02 Nov The Key to Happiness
The key to happiness
By Alan Ferguson
The next time your boss calls you into the office to tell you you”re getting a big, fat pay raise, just say you”re not interested – but you would like her to join you in a rousing chorus of Don”t Worry, Be Happy.
Both of you will immediately feel much better, morale will be dramatically improved and productivity will soar.
Don”t take my word for it. That’s what the latest scientific research suggests, according to John Helliwell, professor emeritus of economics at UBC.
According to the prof, what’s in your paycheque is only half the story when it comes to measuring happiness on the job.
Just as important, for example, is how far you think you can trust your boss.
If, on a scale of one to 10, you can give your employer a one-point rise in rank on trust issues, the flood of wellbeing you”ll experience will be equivalent to a one-third increase in income, researchers found.
What researchers, you may be asking, somewhat skeptically? Well, they”re working with Helliwell on a project funded by the Canadian Institute for Advanced Research (CIFAR).
No, I hadn”t heard of it, either, even though it’s celebrating its 25th anniversary with a cross-country tour featuring some of the nation’s top brains tasked with answering The Next Big Question.
For some of us, The Next Big Question may be how the heck we”re going to survive until next pay day.
But the three brains on the Vancouver leg of the tour have weightier matters on their minds.
As well as Helliwell the happiness guy, there is microbe guy Curtis Suttle, a biology prof at UBC, and Bryan Kolb, a psychology prof at Lethbridge University who studies the link between nature (what’s in people’s genes) and nurture (how they”re brought up).
The three of them will try to outdo one other in making a case for their work at a public forum today in Vancouver . . . all in good fun, of course.
At a much smaller gathering on Tuesday, Prof.
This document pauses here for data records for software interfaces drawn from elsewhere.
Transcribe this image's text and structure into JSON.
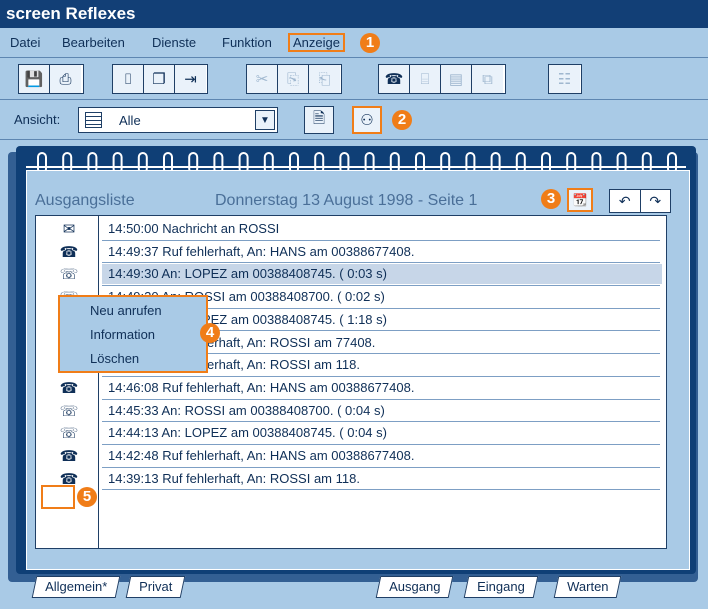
{
  "app_title": "screen Reflexes",
  "menu": [
    "Datei",
    "Bearbeiten",
    "Dienste",
    "Funktion",
    "Anzeige"
  ],
  "callouts": [
    "1",
    "2",
    "3",
    "4",
    "5"
  ],
  "toolbar_groups": [
    [
      "save-icon",
      "print-icon"
    ],
    [
      "fax-icon",
      "copy-screen-icon",
      "exit-icon"
    ],
    [
      "cut-icon",
      "copy-icon",
      "paste-icon"
    ],
    [
      "phone-icon",
      "fax-disabled-icon",
      "card-icon",
      "cards-icon"
    ],
    [
      "properties-icon"
    ]
  ],
  "view": {
    "label": "Ansicht:",
    "value": "Alle"
  },
  "list_header": {
    "title": "Ausgangsliste",
    "date": "Donnerstag 13 August 1998 - Seite 1"
  },
  "rows": [
    {
      "icon": "message-icon",
      "text": "14:50:00  Nachricht an ROSSI"
    },
    {
      "icon": "phone-icon",
      "text": "14:49:37  Ruf fehlerhaft, An: HANS am 00388677408."
    },
    {
      "icon": "phone-outline-icon",
      "text": "14:49:30  An: LOPEZ am 00388408745. (  0:03 s)"
    },
    {
      "icon": "phone-outline-icon",
      "text": "14:49:20  An: ROSSI am 00388408700. (  0:02 s)"
    },
    {
      "icon": "phone-outline-icon",
      "text": "14:48:53  An: LOPEZ am 00388408745. (  1:18 s)"
    },
    {
      "icon": "phone-icon",
      "text": "14:47:04  Ruf fehlerhaft, An: ROSSI am 77408."
    },
    {
      "icon": "phone-icon",
      "text": "14:46:41  Ruf fehlerhaft, An: ROSSI am 118."
    },
    {
      "icon": "phone-icon",
      "text": "14:46:08  Ruf fehlerhaft, An: HANS am 00388677408."
    },
    {
      "icon": "phone-outline-icon",
      "text": "14:45:33  An: ROSSI am 00388408700. (  0:04 s)"
    },
    {
      "icon": "phone-outline-icon",
      "text": "14:44:13  An: LOPEZ am 00388408745. (  0:04 s)"
    },
    {
      "icon": "phone-icon",
      "text": "14:42:48  Ruf fehlerhaft, An: HANS am 00388677408."
    },
    {
      "icon": "phone-icon",
      "text": "14:39:13  Ruf fehlerhaft, An: ROSSI am 118."
    }
  ],
  "context_menu": [
    "Neu anrufen",
    "Information",
    "Löschen"
  ],
  "tabs_left": [
    "Allgemein*",
    "Privat"
  ],
  "tabs_right": [
    "Ausgang",
    "Eingang",
    "Warten"
  ]
}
Kolb won hands down.
I guess it’s because most of us would like to believe that we”re not just “born that way” – doomed to a life dictated by the genes with which we came in to the world – but that, with a caring, loving upbringing, we can all reach for the stars.
Kolb’s tested thesis is that even the simplest act, like singing a song to your child at night, can change his or her life for the better. I think my grandmother could have told Kolb that half-a-century ago, but who am I to quibble?
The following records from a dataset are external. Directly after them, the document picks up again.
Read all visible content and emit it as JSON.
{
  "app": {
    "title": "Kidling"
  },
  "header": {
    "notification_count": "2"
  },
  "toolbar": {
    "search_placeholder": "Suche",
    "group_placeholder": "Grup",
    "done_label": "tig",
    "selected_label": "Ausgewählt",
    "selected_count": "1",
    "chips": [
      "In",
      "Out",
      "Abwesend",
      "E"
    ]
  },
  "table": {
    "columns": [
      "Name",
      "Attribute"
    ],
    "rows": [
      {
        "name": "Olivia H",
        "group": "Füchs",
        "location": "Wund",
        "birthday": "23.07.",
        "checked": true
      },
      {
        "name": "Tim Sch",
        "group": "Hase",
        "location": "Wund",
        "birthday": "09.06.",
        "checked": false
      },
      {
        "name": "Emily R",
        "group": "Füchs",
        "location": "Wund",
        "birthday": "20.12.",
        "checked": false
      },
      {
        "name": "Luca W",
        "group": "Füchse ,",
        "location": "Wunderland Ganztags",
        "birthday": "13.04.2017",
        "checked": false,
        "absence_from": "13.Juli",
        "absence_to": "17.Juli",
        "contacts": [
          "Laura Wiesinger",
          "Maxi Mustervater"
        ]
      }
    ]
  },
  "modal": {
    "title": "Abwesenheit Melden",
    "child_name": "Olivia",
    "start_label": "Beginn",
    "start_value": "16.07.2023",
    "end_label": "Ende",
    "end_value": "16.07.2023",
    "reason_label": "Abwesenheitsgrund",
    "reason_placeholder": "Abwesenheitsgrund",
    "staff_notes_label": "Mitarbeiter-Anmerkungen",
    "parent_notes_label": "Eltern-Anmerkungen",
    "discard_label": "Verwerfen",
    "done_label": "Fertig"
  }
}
Personally, I liked the happiness guy best. It’s comforting to learn that, despite their multimillion-dollar annual bonuses, all those Wall Street financiers still haven”t found the key to contentment.
I”m not so sure about microbes, of which there are apparently several million coursing through my body as I write, some with pathological intent.
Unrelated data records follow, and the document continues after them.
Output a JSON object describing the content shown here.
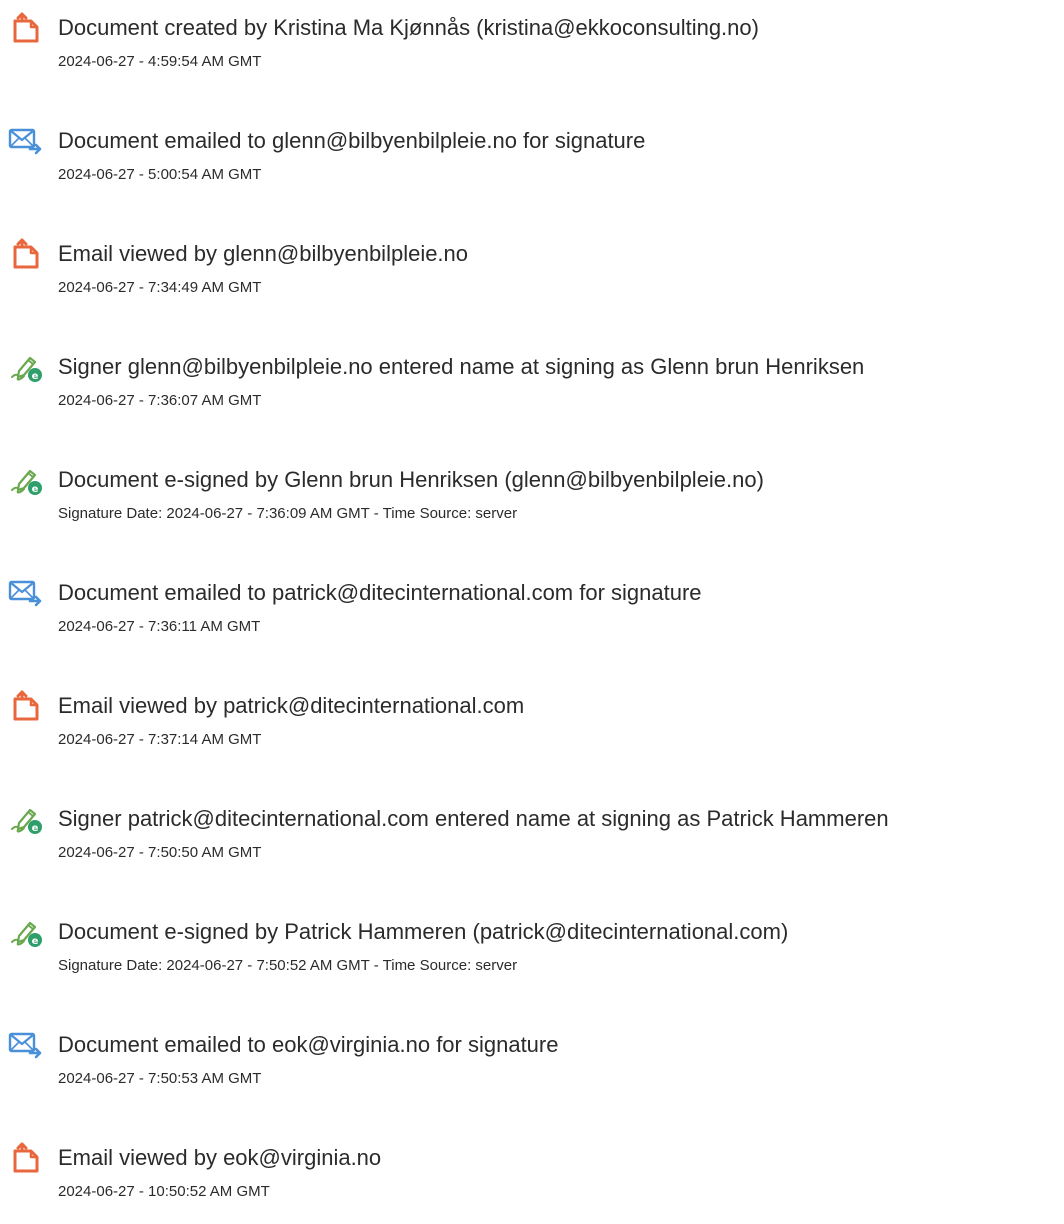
{
  "colors": {
    "text": "#2b2b2b",
    "doc_icon": "#e8673c",
    "email_icon": "#4a90d9",
    "sign_icon_pen": "#6aa84f",
    "sign_icon_badge": "#2e9e6a"
  },
  "events": [
    {
      "icon": "document-created-icon",
      "title": "Document created by Kristina Ma Kjønnås (kristina@ekkoconsulting.no)",
      "time": "2024-06-27 - 4:59:54 AM GMT"
    },
    {
      "icon": "email-sent-icon",
      "title": "Document emailed to glenn@bilbyenbilpleie.no for signature",
      "time": "2024-06-27 - 5:00:54 AM GMT"
    },
    {
      "icon": "document-viewed-icon",
      "title": "Email viewed by glenn@bilbyenbilpleie.no",
      "time": "2024-06-27 - 7:34:49 AM GMT"
    },
    {
      "icon": "e-sign-icon",
      "title": "Signer glenn@bilbyenbilpleie.no entered name at signing as Glenn brun Henriksen",
      "time": "2024-06-27 - 7:36:07 AM GMT"
    },
    {
      "icon": "e-sign-icon",
      "title": "Document e-signed by Glenn brun Henriksen (glenn@bilbyenbilpleie.no)",
      "time": "Signature Date: 2024-06-27 - 7:36:09 AM GMT - Time Source: server"
    },
    {
      "icon": "email-sent-icon",
      "title": "Document emailed to patrick@ditecinternational.com for signature",
      "time": "2024-06-27 - 7:36:11 AM GMT"
    },
    {
      "icon": "document-viewed-icon",
      "title": "Email viewed by patrick@ditecinternational.com",
      "time": "2024-06-27 - 7:37:14 AM GMT"
    },
    {
      "icon": "e-sign-icon",
      "title": "Signer patrick@ditecinternational.com entered name at signing as Patrick Hammeren",
      "time": "2024-06-27 - 7:50:50 AM GMT"
    },
    {
      "icon": "e-sign-icon",
      "title": "Document e-signed by Patrick Hammeren (patrick@ditecinternational.com)",
      "time": "Signature Date: 2024-06-27 - 7:50:52 AM GMT - Time Source: server"
    },
    {
      "icon": "email-sent-icon",
      "title": "Document emailed to eok@virginia.no for signature",
      "time": "2024-06-27 - 7:50:53 AM GMT"
    },
    {
      "icon": "document-viewed-icon",
      "title": "Email viewed by eok@virginia.no",
      "time": "2024-06-27 - 10:50:52 AM GMT"
    }
  ]
}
No doubt there’s great subtlety to Suttle’s work – but the less I know about these little critters, the happier I will be, pay raise or not.